**The task**: Go through the entries below line by line and count those containing "checkin"; the answer is that count alone.

[Stored records]
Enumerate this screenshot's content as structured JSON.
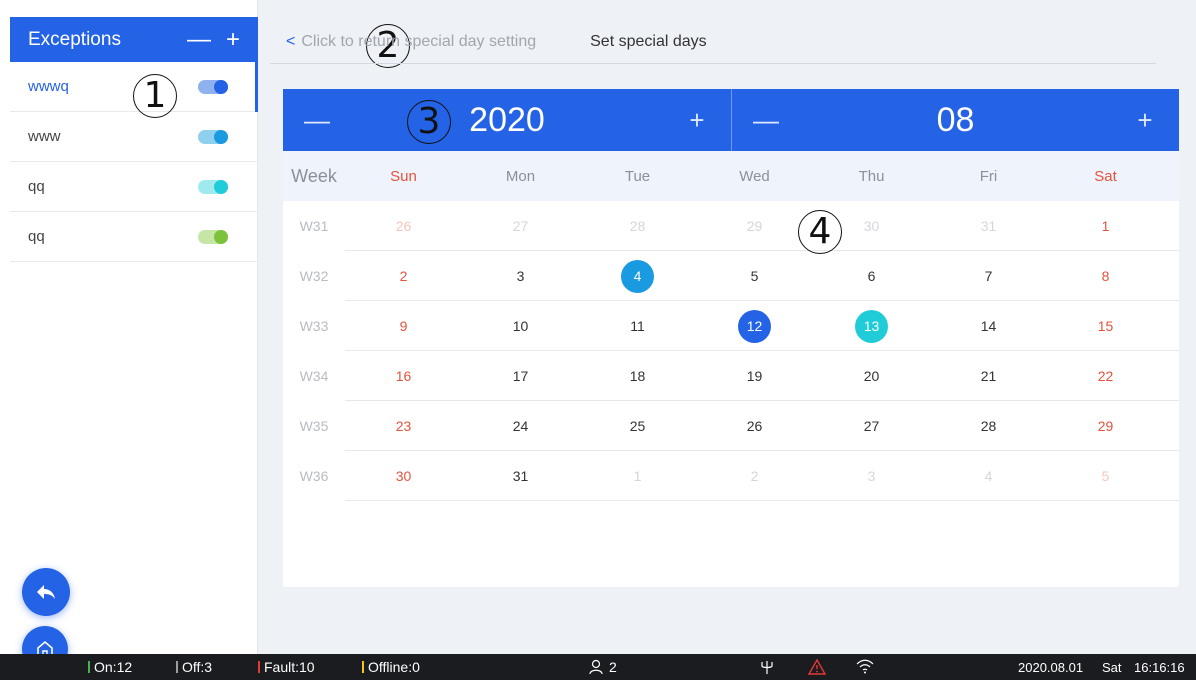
{
  "sidebar": {
    "title": "Exceptions",
    "minus_label": "—",
    "plus_label": "+",
    "items": [
      {
        "name": "wwwq",
        "toggle_track": "#8fb1ee",
        "toggle_knob": "#2462e6"
      },
      {
        "name": "www",
        "toggle_track": "#8ed0ee",
        "toggle_knob": "#1a9ae0"
      },
      {
        "name": "qq",
        "toggle_track": "#9fe9ef",
        "toggle_knob": "#21ccd9"
      },
      {
        "name": "qq",
        "toggle_track": "#c6e6a7",
        "toggle_knob": "#7cc33b"
      }
    ]
  },
  "callouts": {
    "c1": "1",
    "c2": "2",
    "c3": "3",
    "c4": "4"
  },
  "topbar": {
    "back_chevron": "<",
    "back_label": "Click to return special day setting",
    "title": "Set special days"
  },
  "calendar": {
    "year": "2020",
    "month": "08",
    "minus_label": "—",
    "plus_label": "+",
    "week_header": "Week",
    "days": [
      "Sun",
      "Mon",
      "Tue",
      "Wed",
      "Thu",
      "Fri",
      "Sat"
    ],
    "rows": [
      {
        "week": "W31",
        "dates": [
          "26",
          "27",
          "28",
          "29",
          "30",
          "31",
          "1"
        ]
      },
      {
        "week": "W32",
        "dates": [
          "2",
          "3",
          "4",
          "5",
          "6",
          "7",
          "8"
        ]
      },
      {
        "week": "W33",
        "dates": [
          "9",
          "10",
          "11",
          "12",
          "13",
          "14",
          "15"
        ]
      },
      {
        "week": "W34",
        "dates": [
          "16",
          "17",
          "18",
          "19",
          "20",
          "21",
          "22"
        ]
      },
      {
        "week": "W35",
        "dates": [
          "23",
          "24",
          "25",
          "26",
          "27",
          "28",
          "29"
        ]
      },
      {
        "week": "W36",
        "dates": [
          "30",
          "31",
          "1",
          "2",
          "3",
          "4",
          "5"
        ]
      }
    ],
    "highlight_colors": {
      "4": "#1a9ae0",
      "12": "#2462e6",
      "13": "#21ccd9"
    }
  },
  "status_bar": {
    "on": "On:12",
    "off": "Off:3",
    "fault": "Fault:10",
    "offline": "Offline:0",
    "users": "2",
    "date": "2020.08.01",
    "weekday": "Sat",
    "time": "16:16:16",
    "colors": {
      "on": "#4caf50",
      "off": "#9e9e9e",
      "fault": "#e53935",
      "offline": "#f5c518",
      "warning": "#e53935"
    }
  },
  "icons": [
    "back-arrow-icon",
    "home-icon",
    "user-icon",
    "antenna-icon",
    "warning-icon",
    "wifi-icon",
    "chevron-left-icon"
  ]
}
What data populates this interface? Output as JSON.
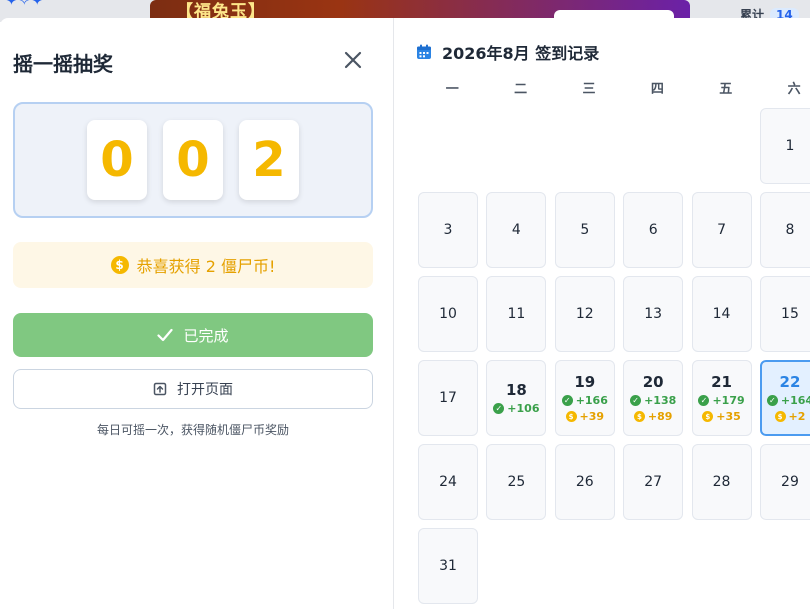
{
  "background": {
    "banner_title": "【福兔玉】",
    "right_label": "累计",
    "right_badge": "14"
  },
  "lottery": {
    "title": "摇一摇抽奖",
    "digits": [
      "0",
      "0",
      "2"
    ],
    "congrats_text": "恭喜获得 2 僵尸币!",
    "coin_symbol": "$",
    "done_label": "已完成",
    "open_label": "打开页面",
    "hint": "每日可摇一次，获得随机僵尸币奖励"
  },
  "calendar": {
    "title": "2026年8月 签到记录",
    "weekdays": [
      "一",
      "二",
      "三",
      "四",
      "五",
      "六"
    ],
    "days": [
      {
        "day": "",
        "empty": true
      },
      {
        "day": "",
        "empty": true
      },
      {
        "day": "",
        "empty": true
      },
      {
        "day": "",
        "empty": true
      },
      {
        "day": "",
        "empty": true
      },
      {
        "day": "1"
      },
      {
        "day": "",
        "empty": true
      },
      {
        "day": "3"
      },
      {
        "day": "4"
      },
      {
        "day": "5"
      },
      {
        "day": "6"
      },
      {
        "day": "7"
      },
      {
        "day": "8"
      },
      {
        "day": "",
        "empty": true
      },
      {
        "day": "10"
      },
      {
        "day": "11"
      },
      {
        "day": "12"
      },
      {
        "day": "13"
      },
      {
        "day": "14"
      },
      {
        "day": "15"
      },
      {
        "day": "",
        "empty": true
      },
      {
        "day": "17"
      },
      {
        "day": "18",
        "signed": true,
        "checkin": "+106"
      },
      {
        "day": "19",
        "signed": true,
        "checkin": "+166",
        "bonus": "+39"
      },
      {
        "day": "20",
        "signed": true,
        "checkin": "+138",
        "bonus": "+89"
      },
      {
        "day": "21",
        "signed": true,
        "checkin": "+179",
        "bonus": "+35"
      },
      {
        "day": "22",
        "signed": true,
        "today": true,
        "checkin": "+164",
        "bonus": "+2"
      },
      {
        "day": "",
        "empty": true
      },
      {
        "day": "24"
      },
      {
        "day": "25"
      },
      {
        "day": "26"
      },
      {
        "day": "27"
      },
      {
        "day": "28"
      },
      {
        "day": "29"
      },
      {
        "day": "",
        "empty": true
      },
      {
        "day": "31"
      }
    ]
  },
  "colors": {
    "digit": "#f5b800",
    "done_button": "#80c881",
    "accent_blue": "#2b84e4",
    "reward_green": "#3aa04a",
    "reward_gold": "#e5a100"
  }
}
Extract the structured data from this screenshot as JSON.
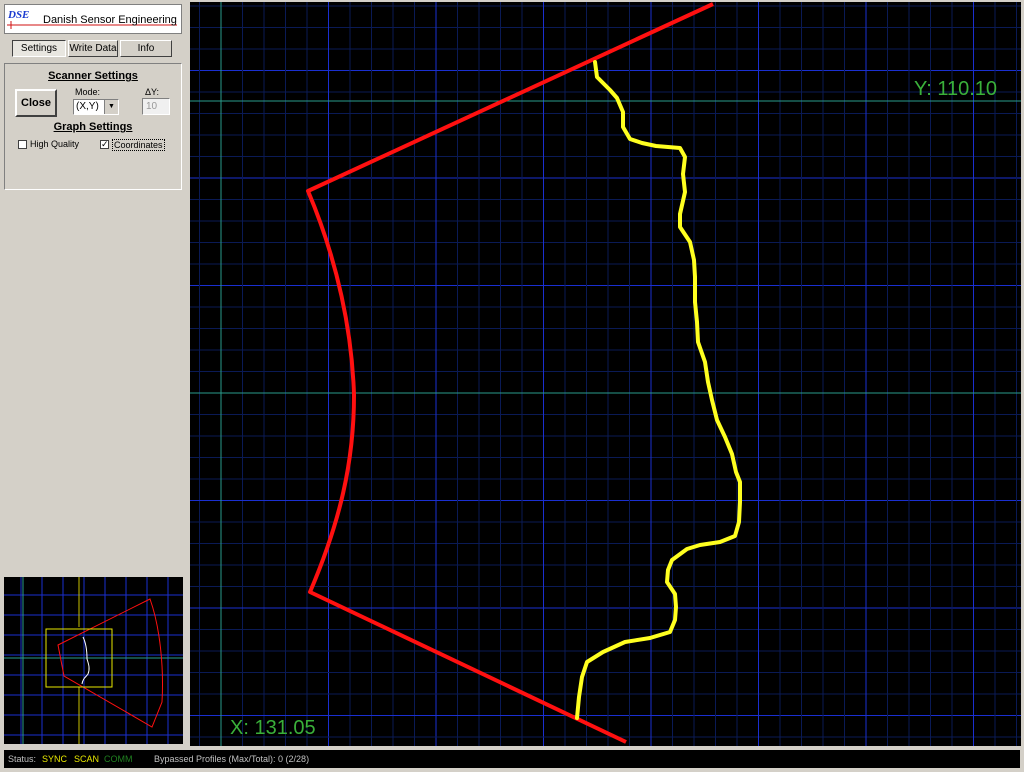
{
  "app": {
    "company": "Danish Sensor Engineering",
    "logo_text": "DSE"
  },
  "tabs": [
    {
      "label": "Settings",
      "active": true
    },
    {
      "label": "Write Data",
      "active": false
    },
    {
      "label": "Info",
      "active": false
    }
  ],
  "scanner_settings": {
    "title": "Scanner Settings",
    "close_label": "Close",
    "mode_label": "Mode:",
    "mode_value": "(X,Y)",
    "delta_y_label": "ΔY:",
    "delta_y_value": "10"
  },
  "graph_settings": {
    "title": "Graph Settings",
    "high_quality_label": "High Quality",
    "high_quality_checked": false,
    "coordinates_label": "Coordinates",
    "coordinates_checked": true
  },
  "readouts": {
    "y": "Y: 110.10",
    "x": "X: 131.05"
  },
  "status": {
    "label": "Status:",
    "sync": "SYNC",
    "scan": "SCAN",
    "comm": "COMM",
    "bypassed": "Bypassed Profiles (Max/Total): 0 (2/28)"
  },
  "colors": {
    "grid_minor": "#0a1a55",
    "grid_major": "#1a2fd0",
    "crosshair": "#2a9c8c",
    "boundary": "#ff1010",
    "profile": "#ffff20",
    "readout": "#3ab03a",
    "status_sync": "#e8e800",
    "status_comm": "#208020"
  }
}
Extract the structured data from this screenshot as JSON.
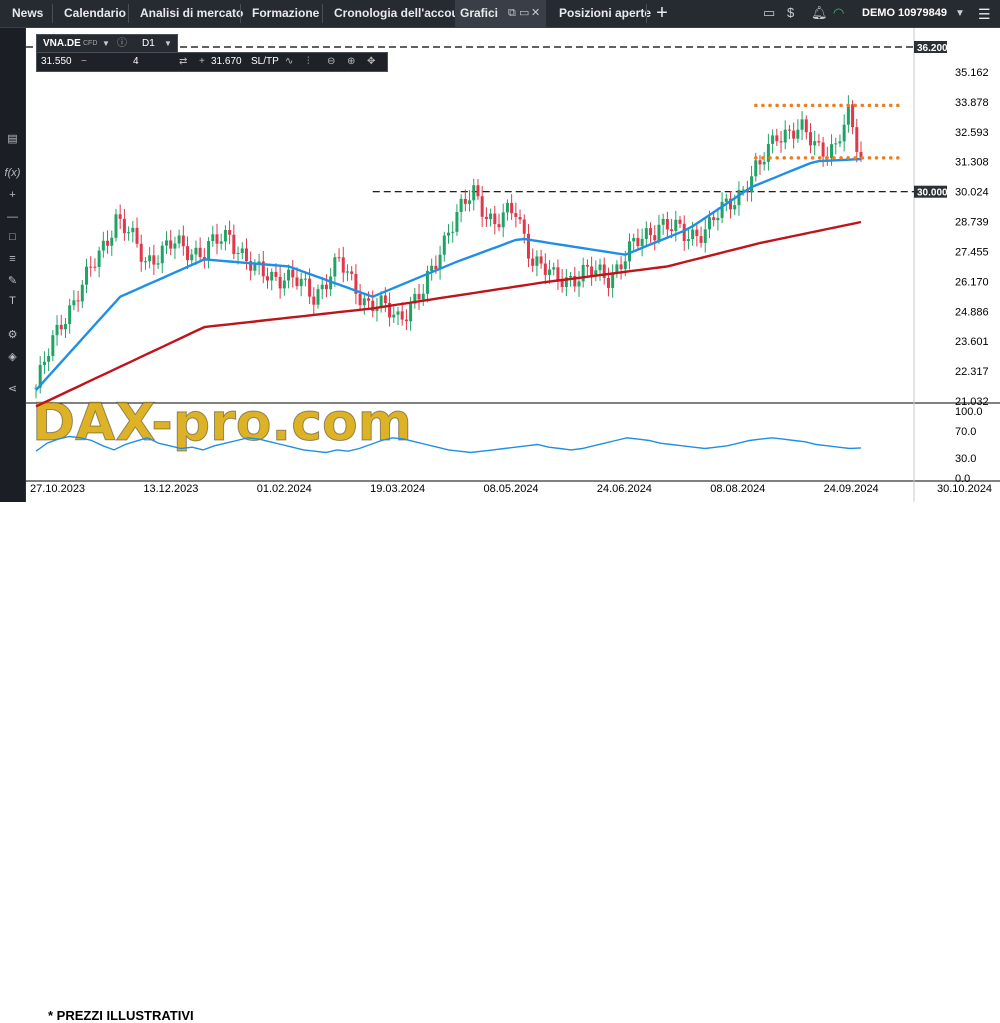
{
  "topbar": {
    "nav": [
      {
        "label": "News"
      },
      {
        "label": "Calendario"
      },
      {
        "label": "Analisi di mercato"
      },
      {
        "label": "Formazione"
      },
      {
        "label": "Cronologia dell'account"
      },
      {
        "label": "Grafici"
      },
      {
        "label": "Posizioni aperte"
      }
    ],
    "account": "DEMO  10979849"
  },
  "chart_header": {
    "symbol": "VNA.DE",
    "instrument_type": "CFD",
    "timeframe": "D1",
    "bid": "31.550",
    "volume": "4",
    "ask": "31.670",
    "sltp": "SL/TP"
  },
  "watermark": "DAX-pro.com",
  "footnote": "* PREZZI ILLUSTRATIVI",
  "colors": {
    "candle_up": "#21a366",
    "candle_down": "#e0374a",
    "ma_short": "#1f8fe5",
    "ma_long": "#c0141b",
    "levels": "#f07d1b",
    "rsi": "#1f8fe5",
    "watermark": "#d8a400",
    "dashed": "#000000"
  },
  "chart_data": {
    "type": "candlestick",
    "instrument": "VNA.DE",
    "timeframe": "D1",
    "price_axis": {
      "ylim": [
        21.032,
        36.2
      ],
      "ticks": [
        "35.162",
        "33.878",
        "32.593",
        "31.308",
        "30.024",
        "28.739",
        "27.455",
        "26.170",
        "24.886",
        "23.601",
        "22.317",
        "21.032"
      ]
    },
    "x_ticks": [
      "27.10.2023",
      "13.12.2023",
      "01.02.2024",
      "19.03.2024",
      "08.05.2024",
      "24.06.2024",
      "08.08.2024",
      "24.09.2024",
      "30.10.2024"
    ],
    "price_labels": [
      "36.200",
      "30.000"
    ],
    "horizontal_levels": [
      {
        "price": 36.2,
        "style": "dashed",
        "label": "36.200"
      },
      {
        "price": 30.0,
        "style": "dashed",
        "label": "30.000"
      }
    ],
    "range_lines": [
      {
        "price": 33.7,
        "style": "dotted",
        "color": "orange"
      },
      {
        "price": 31.45,
        "style": "dotted",
        "color": "orange"
      }
    ],
    "close_path": [
      [
        0,
        21.6
      ],
      [
        6,
        24.5
      ],
      [
        12,
        26.2
      ],
      [
        19,
        28.9
      ],
      [
        26,
        27.1
      ],
      [
        33,
        27.7
      ],
      [
        40,
        27.4
      ],
      [
        46,
        28.2
      ],
      [
        52,
        26.5
      ],
      [
        59,
        26.4
      ],
      [
        66,
        25.6
      ],
      [
        72,
        26.9
      ],
      [
        79,
        25.2
      ],
      [
        86,
        24.7
      ],
      [
        92,
        25.6
      ],
      [
        98,
        28.5
      ],
      [
        104,
        29.9
      ],
      [
        109,
        28.7
      ],
      [
        114,
        29.1
      ],
      [
        118,
        27.2
      ],
      [
        123,
        26.2
      ],
      [
        130,
        26.5
      ],
      [
        136,
        26.4
      ],
      [
        142,
        27.6
      ],
      [
        148,
        28.7
      ],
      [
        154,
        28.1
      ],
      [
        160,
        28.5
      ],
      [
        166,
        29.8
      ],
      [
        172,
        31.0
      ],
      [
        176,
        32.6
      ],
      [
        182,
        32.5
      ],
      [
        186,
        32.0
      ],
      [
        190,
        31.8
      ],
      [
        193,
        33.2
      ],
      [
        196,
        31.6
      ]
    ],
    "ma_short_path": [
      [
        0,
        21.5
      ],
      [
        20,
        25.5
      ],
      [
        40,
        27.1
      ],
      [
        60,
        26.8
      ],
      [
        80,
        25.5
      ],
      [
        100,
        27.0
      ],
      [
        115,
        28.0
      ],
      [
        140,
        27.3
      ],
      [
        155,
        28.4
      ],
      [
        170,
        30.2
      ],
      [
        185,
        31.3
      ],
      [
        196,
        31.4
      ]
    ],
    "ma_long_path": [
      [
        0,
        20.8
      ],
      [
        40,
        24.2
      ],
      [
        80,
        25.0
      ],
      [
        120,
        26.1
      ],
      [
        150,
        26.8
      ],
      [
        172,
        27.8
      ],
      [
        196,
        28.7
      ]
    ],
    "rsi": {
      "period": 14,
      "value": 44.7,
      "ylim": [
        0,
        100
      ],
      "ticks": [
        "100.0",
        "70.0",
        "30.0",
        "0.0"
      ],
      "series": [
        40,
        52,
        58,
        62,
        60,
        56,
        48,
        42,
        50,
        55,
        60,
        52,
        48,
        44,
        46,
        42,
        48,
        52,
        56,
        60,
        58,
        54,
        50,
        46,
        42,
        40,
        38,
        42,
        40,
        44,
        50,
        56,
        60,
        58,
        54,
        50,
        46,
        42,
        40,
        38,
        40,
        42,
        44,
        46,
        48,
        50,
        46,
        44,
        42,
        44,
        48,
        52,
        56,
        60,
        58,
        56,
        52,
        50,
        48,
        46,
        44,
        46,
        48,
        52,
        56,
        58,
        60,
        58,
        56,
        54,
        50,
        48,
        46,
        44,
        45
      ]
    }
  }
}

**Exercise solution**: 5